_Source material_.

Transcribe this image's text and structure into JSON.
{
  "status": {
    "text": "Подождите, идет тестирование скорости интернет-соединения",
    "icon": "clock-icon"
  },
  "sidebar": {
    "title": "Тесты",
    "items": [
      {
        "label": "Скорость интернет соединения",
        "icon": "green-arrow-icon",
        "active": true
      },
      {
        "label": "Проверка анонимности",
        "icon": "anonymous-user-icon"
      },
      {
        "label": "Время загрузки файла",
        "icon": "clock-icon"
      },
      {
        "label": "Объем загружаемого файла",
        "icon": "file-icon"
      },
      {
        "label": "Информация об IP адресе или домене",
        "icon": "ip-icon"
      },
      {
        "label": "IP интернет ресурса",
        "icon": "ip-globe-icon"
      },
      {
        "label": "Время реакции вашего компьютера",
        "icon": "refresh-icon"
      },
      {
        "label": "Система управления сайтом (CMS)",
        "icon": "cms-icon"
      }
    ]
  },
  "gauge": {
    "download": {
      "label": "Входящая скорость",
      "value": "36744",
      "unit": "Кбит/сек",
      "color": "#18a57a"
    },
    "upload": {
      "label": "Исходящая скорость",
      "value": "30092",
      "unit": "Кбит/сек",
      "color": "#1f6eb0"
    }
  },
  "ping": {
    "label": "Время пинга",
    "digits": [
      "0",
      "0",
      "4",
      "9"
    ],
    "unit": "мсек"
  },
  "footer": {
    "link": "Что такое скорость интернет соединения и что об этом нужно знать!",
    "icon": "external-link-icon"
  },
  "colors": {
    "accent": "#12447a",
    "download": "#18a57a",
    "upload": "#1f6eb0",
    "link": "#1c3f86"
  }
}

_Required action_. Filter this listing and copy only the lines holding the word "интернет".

_Output for this task_.
    "text": "Подождите, идет тестирование скорости интернет-соединения",
        "label": "Скорость интернет соединения",
        "label": "IP интернет ресурса",
    "link": "Что такое скорость интернет соединения и что об этом нужно знать!",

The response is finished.